Collected data
● ● ● ● ●
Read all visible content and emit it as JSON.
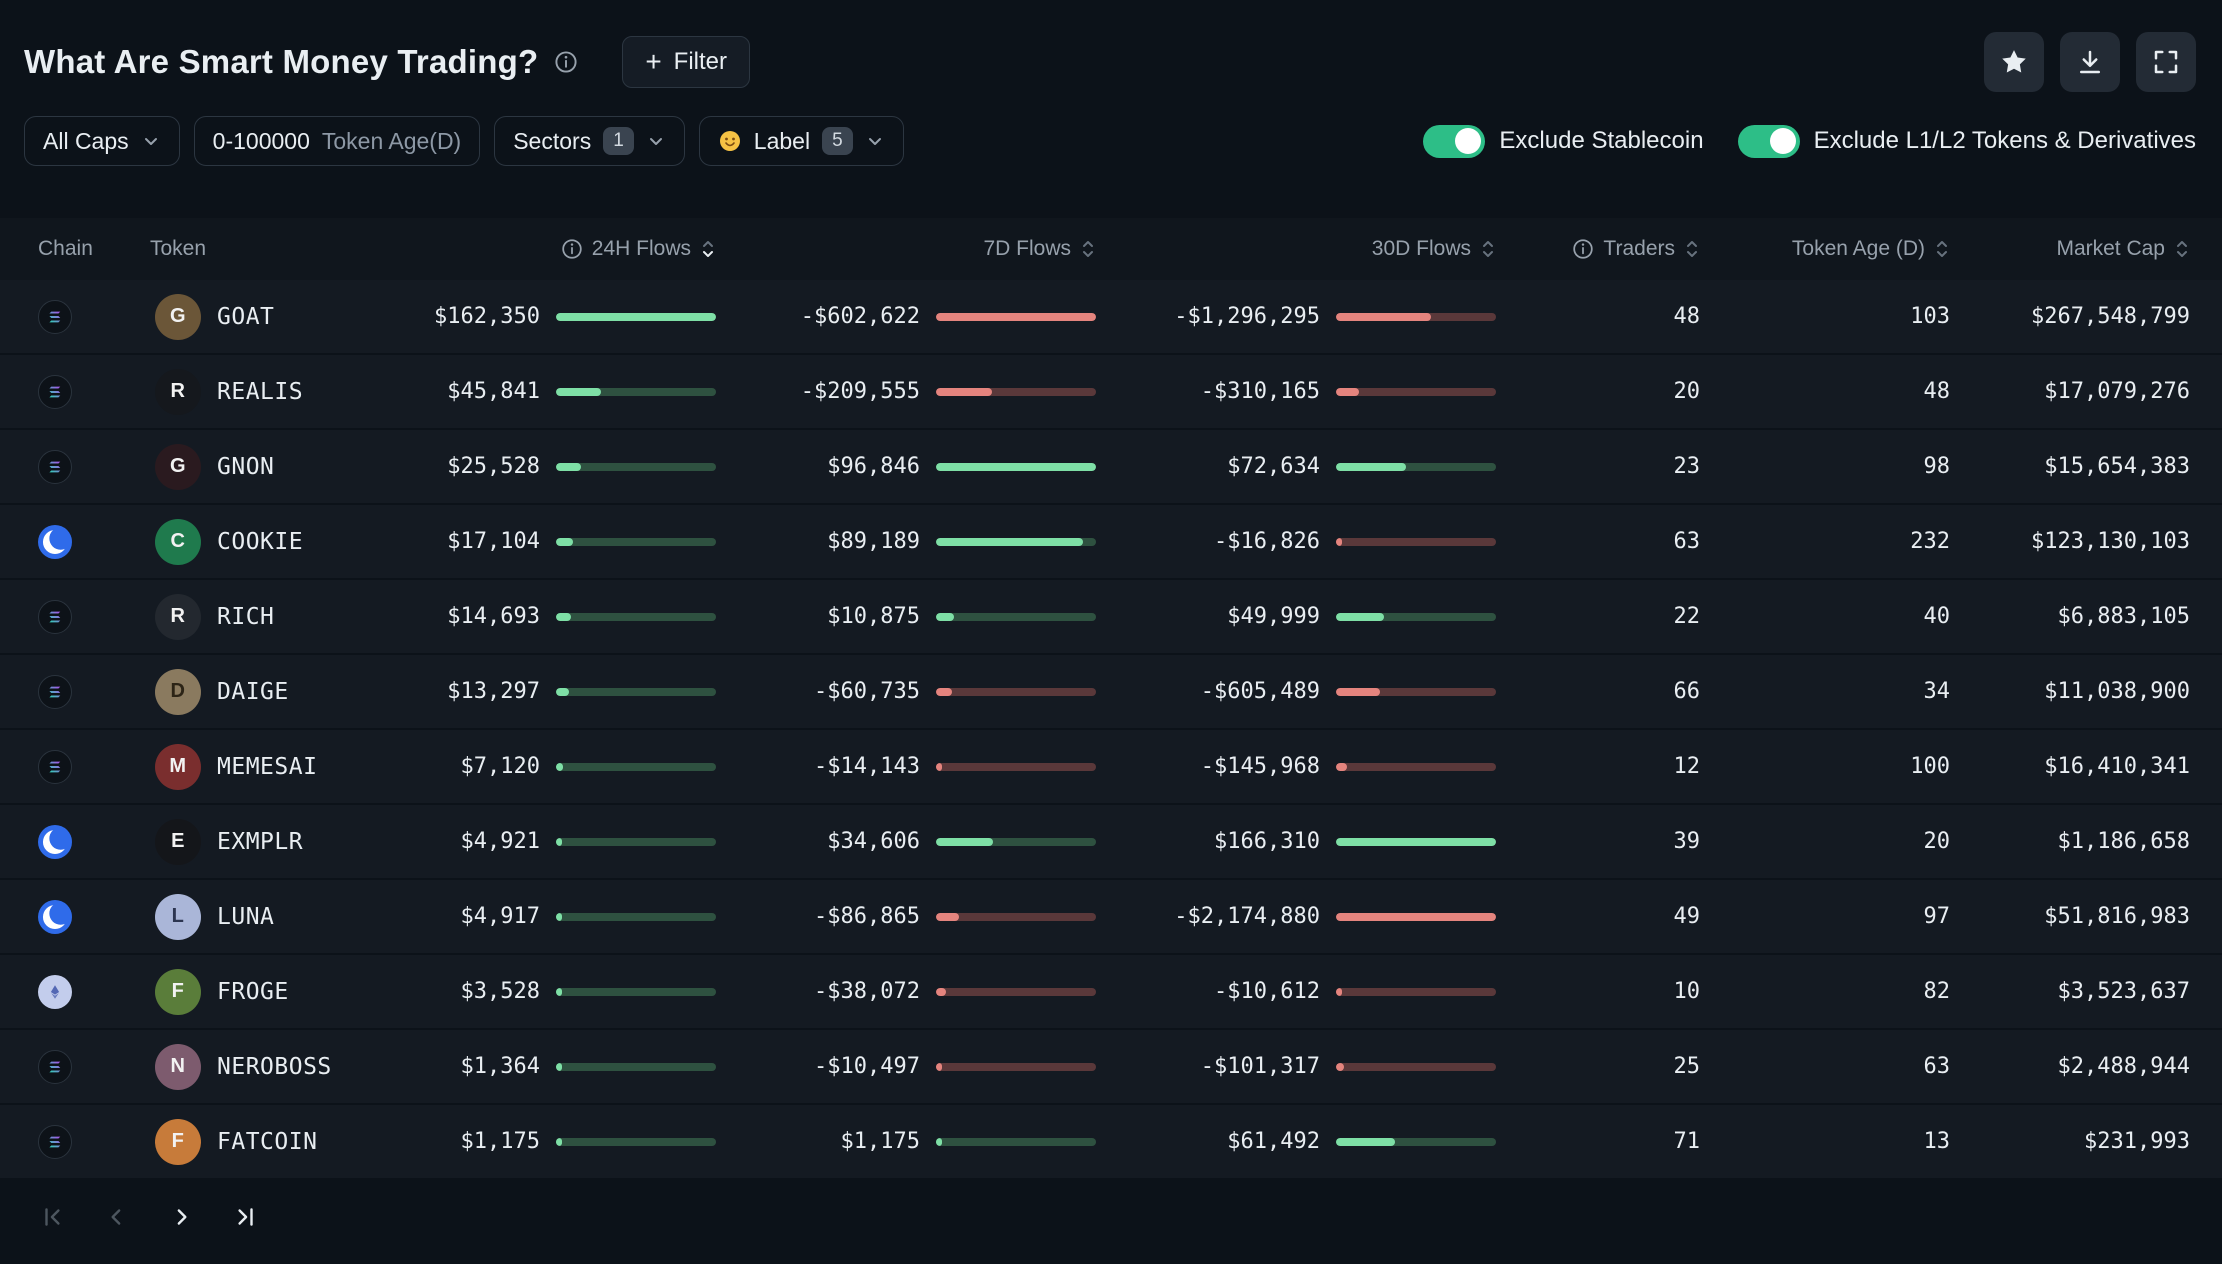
{
  "header": {
    "title": "What Are Smart Money Trading?",
    "filter_button_label": "Filter"
  },
  "filters": {
    "caps_label": "All Caps",
    "token_age_value": "0-100000",
    "token_age_placeholder": "Token Age(D)",
    "sectors_label": "Sectors",
    "sectors_count": "1",
    "label_icon": "smiley-face-icon",
    "label_label": "Label",
    "label_count": "5"
  },
  "toggles": [
    {
      "label": "Exclude Stablecoin",
      "on": true
    },
    {
      "label": "Exclude L1/L2 Tokens & Derivatives",
      "on": true
    }
  ],
  "table": {
    "columns": [
      {
        "id": "chain",
        "label": "Chain"
      },
      {
        "id": "token",
        "label": "Token"
      },
      {
        "id": "f24",
        "label": "24H Flows",
        "info": true,
        "sortable": true,
        "sorted": "desc"
      },
      {
        "id": "f7",
        "label": "7D Flows",
        "sortable": true
      },
      {
        "id": "f30",
        "label": "30D Flows",
        "sortable": true
      },
      {
        "id": "traders",
        "label": "Traders",
        "info": true,
        "sortable": true
      },
      {
        "id": "age",
        "label": "Token Age (D)",
        "sortable": true
      },
      {
        "id": "mcap",
        "label": "Market Cap",
        "sortable": true
      }
    ],
    "rows": [
      {
        "chain": "solana",
        "token": "GOAT",
        "avatar_color": "#6b5638",
        "f24": 162350,
        "f7": -602622,
        "f30": -1296295,
        "traders": 48,
        "age": 103,
        "mcap": 267548799
      },
      {
        "chain": "solana",
        "token": "REALIS",
        "avatar_color": "#15181d",
        "f24": 45841,
        "f7": -209555,
        "f30": -310165,
        "traders": 20,
        "age": 48,
        "mcap": 17079276
      },
      {
        "chain": "solana",
        "token": "GNON",
        "avatar_color": "#2a1a1f",
        "f24": 25528,
        "f7": 96846,
        "f30": 72634,
        "traders": 23,
        "age": 98,
        "mcap": 15654383
      },
      {
        "chain": "base",
        "token": "COOKIE",
        "avatar_color": "#1f7a4d",
        "f24": 17104,
        "f7": 89189,
        "f30": -16826,
        "traders": 63,
        "age": 232,
        "mcap": 123130103
      },
      {
        "chain": "solana",
        "token": "RICH",
        "avatar_color": "#23282f",
        "f24": 14693,
        "f7": 10875,
        "f30": 49999,
        "traders": 22,
        "age": 40,
        "mcap": 6883105
      },
      {
        "chain": "solana",
        "token": "DAIGE",
        "avatar_color": "#8a7a5f",
        "avatar_fg": "#2c2416",
        "f24": 13297,
        "f7": -60735,
        "f30": -605489,
        "traders": 66,
        "age": 34,
        "mcap": 11038900
      },
      {
        "chain": "solana",
        "token": "MEMESAI",
        "avatar_color": "#7a2e2e",
        "f24": 7120,
        "f7": -14143,
        "f30": -145968,
        "traders": 12,
        "age": 100,
        "mcap": 16410341
      },
      {
        "chain": "base",
        "token": "EXMPLR",
        "avatar_color": "#14161a",
        "f24": 4921,
        "f7": 34606,
        "f30": 166310,
        "traders": 39,
        "age": 20,
        "mcap": 1186658
      },
      {
        "chain": "base",
        "token": "LUNA",
        "avatar_color": "#aab6d8",
        "avatar_fg": "#2c3550",
        "f24": 4917,
        "f7": -86865,
        "f30": -2174880,
        "traders": 49,
        "age": 97,
        "mcap": 51816983
      },
      {
        "chain": "ethereum",
        "token": "FROGE",
        "avatar_color": "#5a7d3a",
        "f24": 3528,
        "f7": -38072,
        "f30": -10612,
        "traders": 10,
        "age": 82,
        "mcap": 3523637
      },
      {
        "chain": "solana",
        "token": "NEROBOSS",
        "avatar_color": "#7d5b6e",
        "f24": 1364,
        "f7": -10497,
        "f30": -101317,
        "traders": 25,
        "age": 63,
        "mcap": 2488944
      },
      {
        "chain": "solana",
        "token": "FATCOIN",
        "avatar_color": "#c77b3a",
        "f24": 1175,
        "f7": 1175,
        "f30": 61492,
        "traders": 71,
        "age": 13,
        "mcap": 231993
      }
    ]
  },
  "pagination": {
    "first_enabled": false,
    "previous_enabled": false,
    "next_enabled": true,
    "last_enabled": true
  },
  "colors": {
    "positive": "#7edfa6",
    "positive_track": "#2e5140",
    "negative": "#e4847e",
    "negative_track": "#5a383a",
    "toggle_on": "#2dbe87"
  }
}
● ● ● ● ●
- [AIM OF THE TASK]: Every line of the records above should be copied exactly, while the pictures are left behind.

- [COMPLETED EXERCISE]:
Read all visible content and emit it as JSON.
{
  "header": {
    "title": "What Are Smart Money Trading?",
    "filter_button_label": "Filter"
  },
  "filters": {
    "caps_label": "All Caps",
    "token_age_value": "0-100000",
    "token_age_placeholder": "Token Age(D)",
    "sectors_label": "Sectors",
    "sectors_count": "1",
    "label_icon": "smiley-face-icon",
    "label_label": "Label",
    "label_count": "5"
  },
  "toggles": [
    {
      "label": "Exclude Stablecoin",
      "on": true
    },
    {
      "label": "Exclude L1/L2 Tokens & Derivatives",
      "on": true
    }
  ],
  "table": {
    "columns": [
      {
        "id": "chain",
        "label": "Chain"
      },
      {
        "id": "token",
        "label": "Token"
      },
      {
        "id": "f24",
        "label": "24H Flows",
        "info": true,
        "sortable": true,
        "sorted": "desc"
      },
      {
        "id": "f7",
        "label": "7D Flows",
        "sortable": true
      },
      {
        "id": "f30",
        "label": "30D Flows",
        "sortable": true
      },
      {
        "id": "traders",
        "label": "Traders",
        "info": true,
        "sortable": true
      },
      {
        "id": "age",
        "label": "Token Age (D)",
        "sortable": true
      },
      {
        "id": "mcap",
        "label": "Market Cap",
        "sortable": true
      }
    ],
    "rows": [
      {
        "chain": "solana",
        "token": "GOAT",
        "avatar_color": "#6b5638",
        "f24": 162350,
        "f7": -602622,
        "f30": -1296295,
        "traders": 48,
        "age": 103,
        "mcap": 267548799
      },
      {
        "chain": "solana",
        "token": "REALIS",
        "avatar_color": "#15181d",
        "f24": 45841,
        "f7": -209555,
        "f30": -310165,
        "traders": 20,
        "age": 48,
        "mcap": 17079276
      },
      {
        "chain": "solana",
        "token": "GNON",
        "avatar_color": "#2a1a1f",
        "f24": 25528,
        "f7": 96846,
        "f30": 72634,
        "traders": 23,
        "age": 98,
        "mcap": 15654383
      },
      {
        "chain": "base",
        "token": "COOKIE",
        "avatar_color": "#1f7a4d",
        "f24": 17104,
        "f7": 89189,
        "f30": -16826,
        "traders": 63,
        "age": 232,
        "mcap": 123130103
      },
      {
        "chain": "solana",
        "token": "RICH",
        "avatar_color": "#23282f",
        "f24": 14693,
        "f7": 10875,
        "f30": 49999,
        "traders": 22,
        "age": 40,
        "mcap": 6883105
      },
      {
        "chain": "solana",
        "token": "DAIGE",
        "avatar_color": "#8a7a5f",
        "avatar_fg": "#2c2416",
        "f24": 13297,
        "f7": -60735,
        "f30": -605489,
        "traders": 66,
        "age": 34,
        "mcap": 11038900
      },
      {
        "chain": "solana",
        "token": "MEMESAI",
        "avatar_color": "#7a2e2e",
        "f24": 7120,
        "f7": -14143,
        "f30": -145968,
        "traders": 12,
        "age": 100,
        "mcap": 16410341
      },
      {
        "chain": "base",
        "token": "EXMPLR",
        "avatar_color": "#14161a",
        "f24": 4921,
        "f7": 34606,
        "f30": 166310,
        "traders": 39,
        "age": 20,
        "mcap": 1186658
      },
      {
        "chain": "base",
        "token": "LUNA",
        "avatar_color": "#aab6d8",
        "avatar_fg": "#2c3550",
        "f24": 4917,
        "f7": -86865,
        "f30": -2174880,
        "traders": 49,
        "age": 97,
        "mcap": 51816983
      },
      {
        "chain": "ethereum",
        "token": "FROGE",
        "avatar_color": "#5a7d3a",
        "f24": 3528,
        "f7": -38072,
        "f30": -10612,
        "traders": 10,
        "age": 82,
        "mcap": 3523637
      },
      {
        "chain": "solana",
        "token": "NEROBOSS",
        "avatar_color": "#7d5b6e",
        "f24": 1364,
        "f7": -10497,
        "f30": -101317,
        "traders": 25,
        "age": 63,
        "mcap": 2488944
      },
      {
        "chain": "solana",
        "token": "FATCOIN",
        "avatar_color": "#c77b3a",
        "f24": 1175,
        "f7": 1175,
        "f30": 61492,
        "traders": 71,
        "age": 13,
        "mcap": 231993
      }
    ]
  },
  "pagination": {
    "first_enabled": false,
    "previous_enabled": false,
    "next_enabled": true,
    "last_enabled": true
  },
  "colors": {
    "positive": "#7edfa6",
    "positive_track": "#2e5140",
    "negative": "#e4847e",
    "negative_track": "#5a383a",
    "toggle_on": "#2dbe87"
  }
}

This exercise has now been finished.